waiting for 1 second sample...
#                       Container                                                Object                        
# Diff DCap Nochg Hasm Rsync RMerg Atmpt Fail Remov Succ   Put  Get Post Dele Head Repl Errs Quar Asyn PutTime 
     0    0    0     0    0     0     0     0    0     0     0    0    0    0    0    0    0    0    0   0.000
     0    0    0    17    0     0     0    60    0     0     0    0    0    0    0    0    0    0    0   0.000
You can try various combinations of servers and services. You can also use this plugin with colmux or even generate output in plot format as there are now also a number of custom plots available for swift, many of which are included when you select All Summary Plots. See the help next to the Plots by Name for more information.


There is currently one big issue with neutron and that is whenever you create a new VM, you get a new tap and so overtime, the number of these devices continue to grow. If you are generating device specific files, you will see the number of networks collectl is tracking includes ALL networks that have ever existing since collectl started. This in turn means the columns in the net file will continue to grow uncontrolled. If you have a set number of VMs that aren't changing, this may be ok but in most cases is won't be. While there is currently no good solution for how to deal with this, collectl does have a new options for --netopts, specifically o, which tells collectl that whenever there is a change in the network configuration, drop any unused networks from the current list. This means you'll end up breaking the column alignment in the detail file but at least it won't grow uncontrollably. Since the names of the networks ARE retained in the line items, you can still see what's happening but you won't be able to get a consistent view with colplot.

A second situation is the shear volume of virtual network devices that one can have in a large cluster and trying to collect data for them on the neutron nodes themselves can easily involve monitoring thousands of devices which may start to consume more CPU cycles than you wish to use.

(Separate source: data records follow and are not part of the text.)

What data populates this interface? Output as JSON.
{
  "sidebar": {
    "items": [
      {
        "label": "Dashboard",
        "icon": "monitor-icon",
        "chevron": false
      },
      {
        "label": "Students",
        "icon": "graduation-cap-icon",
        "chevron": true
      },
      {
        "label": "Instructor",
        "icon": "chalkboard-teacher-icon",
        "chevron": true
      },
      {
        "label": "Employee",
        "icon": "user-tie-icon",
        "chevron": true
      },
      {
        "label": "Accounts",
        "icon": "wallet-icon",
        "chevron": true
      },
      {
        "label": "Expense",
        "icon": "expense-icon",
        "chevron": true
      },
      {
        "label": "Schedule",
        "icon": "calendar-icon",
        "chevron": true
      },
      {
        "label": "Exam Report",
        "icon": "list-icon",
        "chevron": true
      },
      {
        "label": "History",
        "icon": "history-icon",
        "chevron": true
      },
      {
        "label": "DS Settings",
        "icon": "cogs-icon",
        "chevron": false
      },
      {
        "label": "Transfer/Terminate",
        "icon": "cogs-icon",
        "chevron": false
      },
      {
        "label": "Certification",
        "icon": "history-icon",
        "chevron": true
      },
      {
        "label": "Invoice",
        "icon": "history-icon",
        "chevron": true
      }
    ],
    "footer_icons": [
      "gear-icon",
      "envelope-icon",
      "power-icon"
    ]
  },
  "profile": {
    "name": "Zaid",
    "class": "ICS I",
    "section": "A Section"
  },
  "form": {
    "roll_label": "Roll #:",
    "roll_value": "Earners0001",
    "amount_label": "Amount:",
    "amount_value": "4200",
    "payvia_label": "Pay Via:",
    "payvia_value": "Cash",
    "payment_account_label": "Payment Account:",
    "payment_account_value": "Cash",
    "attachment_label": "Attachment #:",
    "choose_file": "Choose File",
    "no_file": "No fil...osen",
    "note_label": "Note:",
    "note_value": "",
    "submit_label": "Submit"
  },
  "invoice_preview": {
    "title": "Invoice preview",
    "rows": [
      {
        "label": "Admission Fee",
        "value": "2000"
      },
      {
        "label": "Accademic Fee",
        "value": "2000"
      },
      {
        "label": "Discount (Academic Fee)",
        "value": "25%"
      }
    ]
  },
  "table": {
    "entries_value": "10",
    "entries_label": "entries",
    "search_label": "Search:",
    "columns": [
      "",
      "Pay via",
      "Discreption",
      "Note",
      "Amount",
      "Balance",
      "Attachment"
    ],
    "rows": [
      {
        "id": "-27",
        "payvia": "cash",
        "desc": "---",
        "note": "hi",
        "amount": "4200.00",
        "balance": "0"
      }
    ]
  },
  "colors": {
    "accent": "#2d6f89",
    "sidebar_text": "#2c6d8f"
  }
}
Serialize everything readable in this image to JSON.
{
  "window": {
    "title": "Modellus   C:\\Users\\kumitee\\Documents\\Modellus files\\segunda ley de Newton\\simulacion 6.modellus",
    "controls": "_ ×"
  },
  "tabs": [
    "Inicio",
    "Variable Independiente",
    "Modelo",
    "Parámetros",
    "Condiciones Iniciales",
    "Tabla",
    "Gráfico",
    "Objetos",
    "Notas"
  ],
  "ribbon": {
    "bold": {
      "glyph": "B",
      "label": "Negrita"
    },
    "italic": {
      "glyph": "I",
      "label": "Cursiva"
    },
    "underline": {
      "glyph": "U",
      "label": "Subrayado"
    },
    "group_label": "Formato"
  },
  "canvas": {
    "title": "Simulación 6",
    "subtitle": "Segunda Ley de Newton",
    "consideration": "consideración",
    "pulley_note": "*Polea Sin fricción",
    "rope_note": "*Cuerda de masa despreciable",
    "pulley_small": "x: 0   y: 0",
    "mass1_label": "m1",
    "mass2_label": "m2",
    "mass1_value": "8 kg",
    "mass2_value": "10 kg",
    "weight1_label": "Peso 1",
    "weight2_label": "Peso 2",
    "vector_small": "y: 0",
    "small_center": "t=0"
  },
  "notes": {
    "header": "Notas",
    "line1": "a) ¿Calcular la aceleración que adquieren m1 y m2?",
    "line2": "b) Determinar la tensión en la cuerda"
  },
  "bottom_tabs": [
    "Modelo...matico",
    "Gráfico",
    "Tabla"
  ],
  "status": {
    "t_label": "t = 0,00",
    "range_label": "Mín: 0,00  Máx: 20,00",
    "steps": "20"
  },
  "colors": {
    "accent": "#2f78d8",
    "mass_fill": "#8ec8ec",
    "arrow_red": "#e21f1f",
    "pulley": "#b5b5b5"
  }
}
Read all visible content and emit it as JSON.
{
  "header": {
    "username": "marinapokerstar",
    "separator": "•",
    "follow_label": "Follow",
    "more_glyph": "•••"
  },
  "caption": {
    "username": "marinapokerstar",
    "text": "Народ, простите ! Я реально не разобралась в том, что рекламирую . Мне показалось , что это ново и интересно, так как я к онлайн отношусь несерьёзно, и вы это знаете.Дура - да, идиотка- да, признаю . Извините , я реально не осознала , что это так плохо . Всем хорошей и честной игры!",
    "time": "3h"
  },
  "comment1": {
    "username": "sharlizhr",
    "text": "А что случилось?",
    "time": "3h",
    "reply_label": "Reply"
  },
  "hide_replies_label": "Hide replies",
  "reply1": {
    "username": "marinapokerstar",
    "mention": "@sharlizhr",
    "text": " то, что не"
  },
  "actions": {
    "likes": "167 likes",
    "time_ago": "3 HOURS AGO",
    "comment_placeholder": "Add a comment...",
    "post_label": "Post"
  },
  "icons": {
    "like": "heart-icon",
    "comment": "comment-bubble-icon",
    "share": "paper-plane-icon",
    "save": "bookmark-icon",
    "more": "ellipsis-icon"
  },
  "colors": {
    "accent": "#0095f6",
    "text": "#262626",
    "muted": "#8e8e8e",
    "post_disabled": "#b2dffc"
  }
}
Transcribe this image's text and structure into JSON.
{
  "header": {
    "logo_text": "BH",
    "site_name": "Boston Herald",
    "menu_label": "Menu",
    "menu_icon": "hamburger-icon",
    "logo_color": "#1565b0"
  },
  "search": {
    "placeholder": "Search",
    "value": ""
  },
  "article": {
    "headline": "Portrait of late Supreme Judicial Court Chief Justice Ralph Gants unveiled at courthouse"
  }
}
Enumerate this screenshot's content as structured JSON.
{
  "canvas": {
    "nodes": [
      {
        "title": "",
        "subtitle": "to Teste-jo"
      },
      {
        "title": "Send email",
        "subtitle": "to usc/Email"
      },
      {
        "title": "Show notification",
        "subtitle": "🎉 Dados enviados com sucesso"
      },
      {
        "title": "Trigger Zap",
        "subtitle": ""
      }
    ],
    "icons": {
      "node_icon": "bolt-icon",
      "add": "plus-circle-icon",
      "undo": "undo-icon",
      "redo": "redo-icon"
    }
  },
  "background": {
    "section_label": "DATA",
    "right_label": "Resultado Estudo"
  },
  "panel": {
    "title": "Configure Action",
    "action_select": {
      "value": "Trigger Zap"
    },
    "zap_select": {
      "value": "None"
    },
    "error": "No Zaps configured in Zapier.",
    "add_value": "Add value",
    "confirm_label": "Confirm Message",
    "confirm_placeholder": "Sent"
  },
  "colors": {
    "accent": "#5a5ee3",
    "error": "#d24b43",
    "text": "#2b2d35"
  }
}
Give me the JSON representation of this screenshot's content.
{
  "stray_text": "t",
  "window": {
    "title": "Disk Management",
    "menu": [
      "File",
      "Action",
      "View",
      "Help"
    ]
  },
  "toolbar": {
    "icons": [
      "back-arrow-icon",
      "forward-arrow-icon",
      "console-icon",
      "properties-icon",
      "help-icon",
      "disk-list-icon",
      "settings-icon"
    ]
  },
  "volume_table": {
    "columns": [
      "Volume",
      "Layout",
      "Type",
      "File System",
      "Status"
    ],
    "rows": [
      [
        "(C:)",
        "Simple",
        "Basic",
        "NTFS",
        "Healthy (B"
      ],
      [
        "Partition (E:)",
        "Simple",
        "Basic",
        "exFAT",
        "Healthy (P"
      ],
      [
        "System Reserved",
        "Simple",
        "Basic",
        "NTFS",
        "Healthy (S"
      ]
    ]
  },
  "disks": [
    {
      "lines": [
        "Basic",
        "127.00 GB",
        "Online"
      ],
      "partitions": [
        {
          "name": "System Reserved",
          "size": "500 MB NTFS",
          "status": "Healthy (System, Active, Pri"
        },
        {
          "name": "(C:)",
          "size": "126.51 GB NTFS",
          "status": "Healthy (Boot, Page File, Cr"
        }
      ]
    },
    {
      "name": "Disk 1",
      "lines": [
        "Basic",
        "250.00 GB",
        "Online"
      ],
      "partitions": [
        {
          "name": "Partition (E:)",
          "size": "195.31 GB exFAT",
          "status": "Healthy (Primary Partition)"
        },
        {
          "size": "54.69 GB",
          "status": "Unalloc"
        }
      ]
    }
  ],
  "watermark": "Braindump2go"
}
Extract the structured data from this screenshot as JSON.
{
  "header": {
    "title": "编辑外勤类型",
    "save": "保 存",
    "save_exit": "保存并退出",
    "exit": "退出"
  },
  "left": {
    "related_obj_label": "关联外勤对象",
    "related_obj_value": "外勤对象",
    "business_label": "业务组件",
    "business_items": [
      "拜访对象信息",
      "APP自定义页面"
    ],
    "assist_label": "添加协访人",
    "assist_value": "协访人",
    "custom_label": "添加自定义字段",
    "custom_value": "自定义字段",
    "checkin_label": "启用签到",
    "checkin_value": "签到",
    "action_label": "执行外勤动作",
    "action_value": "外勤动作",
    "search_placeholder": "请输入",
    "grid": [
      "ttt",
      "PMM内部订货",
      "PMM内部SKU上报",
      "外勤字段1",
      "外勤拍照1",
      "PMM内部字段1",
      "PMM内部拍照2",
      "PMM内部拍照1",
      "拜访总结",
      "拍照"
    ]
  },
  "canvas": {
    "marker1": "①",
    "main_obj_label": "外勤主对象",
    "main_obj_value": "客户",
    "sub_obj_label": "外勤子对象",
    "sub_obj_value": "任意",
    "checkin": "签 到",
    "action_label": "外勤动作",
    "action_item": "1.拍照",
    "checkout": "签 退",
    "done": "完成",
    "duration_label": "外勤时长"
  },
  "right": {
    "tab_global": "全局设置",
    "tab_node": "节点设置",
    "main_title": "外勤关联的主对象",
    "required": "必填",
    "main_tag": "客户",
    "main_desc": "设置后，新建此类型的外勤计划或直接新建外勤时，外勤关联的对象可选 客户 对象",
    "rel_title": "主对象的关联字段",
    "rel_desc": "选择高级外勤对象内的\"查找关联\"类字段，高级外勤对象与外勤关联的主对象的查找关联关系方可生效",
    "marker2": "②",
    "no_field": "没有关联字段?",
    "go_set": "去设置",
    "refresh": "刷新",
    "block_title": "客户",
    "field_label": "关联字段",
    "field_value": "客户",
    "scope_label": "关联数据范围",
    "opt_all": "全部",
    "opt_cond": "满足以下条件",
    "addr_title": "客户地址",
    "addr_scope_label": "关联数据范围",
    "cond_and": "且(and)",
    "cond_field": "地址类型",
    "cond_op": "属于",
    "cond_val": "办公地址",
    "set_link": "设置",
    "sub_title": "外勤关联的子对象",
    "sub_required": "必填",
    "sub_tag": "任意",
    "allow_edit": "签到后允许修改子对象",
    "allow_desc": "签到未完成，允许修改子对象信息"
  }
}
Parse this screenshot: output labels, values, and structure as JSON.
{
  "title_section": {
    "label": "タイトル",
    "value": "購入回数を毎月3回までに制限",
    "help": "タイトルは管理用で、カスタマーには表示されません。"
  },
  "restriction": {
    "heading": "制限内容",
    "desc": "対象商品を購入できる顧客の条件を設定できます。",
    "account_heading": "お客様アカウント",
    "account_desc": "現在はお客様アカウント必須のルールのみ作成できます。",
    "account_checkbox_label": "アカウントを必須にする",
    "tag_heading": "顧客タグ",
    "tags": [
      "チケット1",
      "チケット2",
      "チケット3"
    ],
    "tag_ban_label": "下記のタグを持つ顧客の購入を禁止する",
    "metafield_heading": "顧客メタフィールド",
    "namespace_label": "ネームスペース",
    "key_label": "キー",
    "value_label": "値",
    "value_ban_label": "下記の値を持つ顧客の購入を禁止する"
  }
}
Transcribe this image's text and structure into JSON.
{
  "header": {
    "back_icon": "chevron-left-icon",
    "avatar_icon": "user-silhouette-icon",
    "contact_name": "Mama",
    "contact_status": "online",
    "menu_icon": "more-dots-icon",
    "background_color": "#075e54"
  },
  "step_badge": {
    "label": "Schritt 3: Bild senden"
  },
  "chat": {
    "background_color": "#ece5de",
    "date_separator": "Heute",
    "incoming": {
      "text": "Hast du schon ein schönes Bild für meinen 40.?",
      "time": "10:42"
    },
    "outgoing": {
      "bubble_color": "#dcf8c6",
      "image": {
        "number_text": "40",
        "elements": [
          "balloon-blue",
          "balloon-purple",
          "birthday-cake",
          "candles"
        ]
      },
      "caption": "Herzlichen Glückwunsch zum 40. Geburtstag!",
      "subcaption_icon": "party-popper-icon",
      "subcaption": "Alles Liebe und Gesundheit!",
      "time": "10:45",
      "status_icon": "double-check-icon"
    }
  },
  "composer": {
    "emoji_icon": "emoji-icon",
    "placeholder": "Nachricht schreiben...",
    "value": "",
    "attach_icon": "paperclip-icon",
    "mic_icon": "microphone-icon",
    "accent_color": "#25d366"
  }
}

If this becomes the case, consider using --rawnetfilt which tells collectl to not even collect data on the specified network(s).

updated March 9, 2015